In a keynote speech at the Cisco Networkers 2008 event in Barcelona, Chris Dedicot, president of Cisco Europe, said next-generation networks, which can handle a mixture of data, fixed and mobile voice and video across a single infrastructure, will become a standard requirement of businesses within the next five years.
An example of a next generation network could be a wireless network in a hotel that detects a customer’s mobile phone and assigns a key code to the guest’s handset to open a room door.
Dedicot said Cisco was in talks with Tesco to deliver a next-generation network to enhance the retailer’s business processes. The supermarket is looking to enhance staff communications, training and CCTV monitoring using a next-generation network.
“Traditionally, IT was there to support the business strategy. The reality today is that IT is creating new business models. Advanced video services and the ability to collaborate is central to this,” said Dedicot.
Forrester analyst Christopher Mines said Cisco would continue to push its collaboration software with hardware because voice and video services are more visible – and therefore, more valued – by the boardroom, rather than a piece of hardware, such as a router or a switch.
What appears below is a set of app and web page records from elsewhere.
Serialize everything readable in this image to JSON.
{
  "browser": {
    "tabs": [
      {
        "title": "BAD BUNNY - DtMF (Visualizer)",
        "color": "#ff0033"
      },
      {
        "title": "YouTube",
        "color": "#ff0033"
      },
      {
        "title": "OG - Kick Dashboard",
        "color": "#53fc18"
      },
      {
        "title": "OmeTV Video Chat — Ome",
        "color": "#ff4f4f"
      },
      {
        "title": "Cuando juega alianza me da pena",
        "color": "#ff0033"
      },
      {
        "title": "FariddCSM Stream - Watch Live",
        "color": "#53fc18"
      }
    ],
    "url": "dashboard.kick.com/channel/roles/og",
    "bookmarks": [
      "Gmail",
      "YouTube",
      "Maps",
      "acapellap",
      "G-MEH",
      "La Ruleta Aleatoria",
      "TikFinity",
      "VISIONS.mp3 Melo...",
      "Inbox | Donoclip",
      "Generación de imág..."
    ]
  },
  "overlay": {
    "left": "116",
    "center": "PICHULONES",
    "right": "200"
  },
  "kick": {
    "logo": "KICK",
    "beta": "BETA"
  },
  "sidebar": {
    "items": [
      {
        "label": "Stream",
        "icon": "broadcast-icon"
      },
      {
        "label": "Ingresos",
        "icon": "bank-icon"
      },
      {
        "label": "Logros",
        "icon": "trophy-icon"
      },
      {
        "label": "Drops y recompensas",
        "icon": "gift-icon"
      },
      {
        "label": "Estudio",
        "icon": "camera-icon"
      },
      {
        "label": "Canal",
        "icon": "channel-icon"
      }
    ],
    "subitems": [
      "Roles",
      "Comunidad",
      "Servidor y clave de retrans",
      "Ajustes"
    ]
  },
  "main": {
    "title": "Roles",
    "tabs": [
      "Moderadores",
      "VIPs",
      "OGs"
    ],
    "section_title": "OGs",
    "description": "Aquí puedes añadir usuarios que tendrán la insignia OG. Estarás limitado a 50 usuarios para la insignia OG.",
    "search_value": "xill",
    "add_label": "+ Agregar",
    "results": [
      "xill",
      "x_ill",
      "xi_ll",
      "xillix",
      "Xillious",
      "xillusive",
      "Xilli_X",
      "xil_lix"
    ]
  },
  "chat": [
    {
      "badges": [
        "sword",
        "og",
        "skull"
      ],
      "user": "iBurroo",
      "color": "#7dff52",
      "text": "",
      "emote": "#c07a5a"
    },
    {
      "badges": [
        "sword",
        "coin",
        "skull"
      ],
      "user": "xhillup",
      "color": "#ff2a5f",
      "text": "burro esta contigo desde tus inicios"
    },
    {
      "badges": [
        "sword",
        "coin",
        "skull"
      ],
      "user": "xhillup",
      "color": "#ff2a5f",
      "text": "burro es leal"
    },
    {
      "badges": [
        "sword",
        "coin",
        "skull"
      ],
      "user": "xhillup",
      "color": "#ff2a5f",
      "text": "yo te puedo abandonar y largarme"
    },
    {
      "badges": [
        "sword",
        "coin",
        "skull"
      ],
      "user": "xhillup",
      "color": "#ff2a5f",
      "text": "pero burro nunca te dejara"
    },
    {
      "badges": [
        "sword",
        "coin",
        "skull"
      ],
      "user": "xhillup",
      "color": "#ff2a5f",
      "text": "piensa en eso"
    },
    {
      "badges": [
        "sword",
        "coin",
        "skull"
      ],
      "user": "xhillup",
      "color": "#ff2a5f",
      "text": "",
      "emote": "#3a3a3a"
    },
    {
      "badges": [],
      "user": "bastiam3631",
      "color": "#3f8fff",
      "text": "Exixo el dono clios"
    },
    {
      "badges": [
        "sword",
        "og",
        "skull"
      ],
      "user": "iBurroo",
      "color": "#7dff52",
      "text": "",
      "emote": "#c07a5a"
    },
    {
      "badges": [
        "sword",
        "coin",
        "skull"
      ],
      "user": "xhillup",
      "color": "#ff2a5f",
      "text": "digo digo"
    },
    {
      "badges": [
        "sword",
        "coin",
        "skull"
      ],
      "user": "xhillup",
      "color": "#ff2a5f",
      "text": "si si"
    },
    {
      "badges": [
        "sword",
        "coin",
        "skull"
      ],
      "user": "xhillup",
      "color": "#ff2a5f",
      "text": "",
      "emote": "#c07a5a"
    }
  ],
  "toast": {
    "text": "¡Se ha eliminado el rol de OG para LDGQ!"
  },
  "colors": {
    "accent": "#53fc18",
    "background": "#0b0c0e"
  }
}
“However, in these software-dominated arenas, Cisco will face much stronger competition,” he said. “Businesses thinking of buying into a single hardware and software technology stack from Cisco should try to negotiate discounts because of the strong competition in the market for collaboration software.”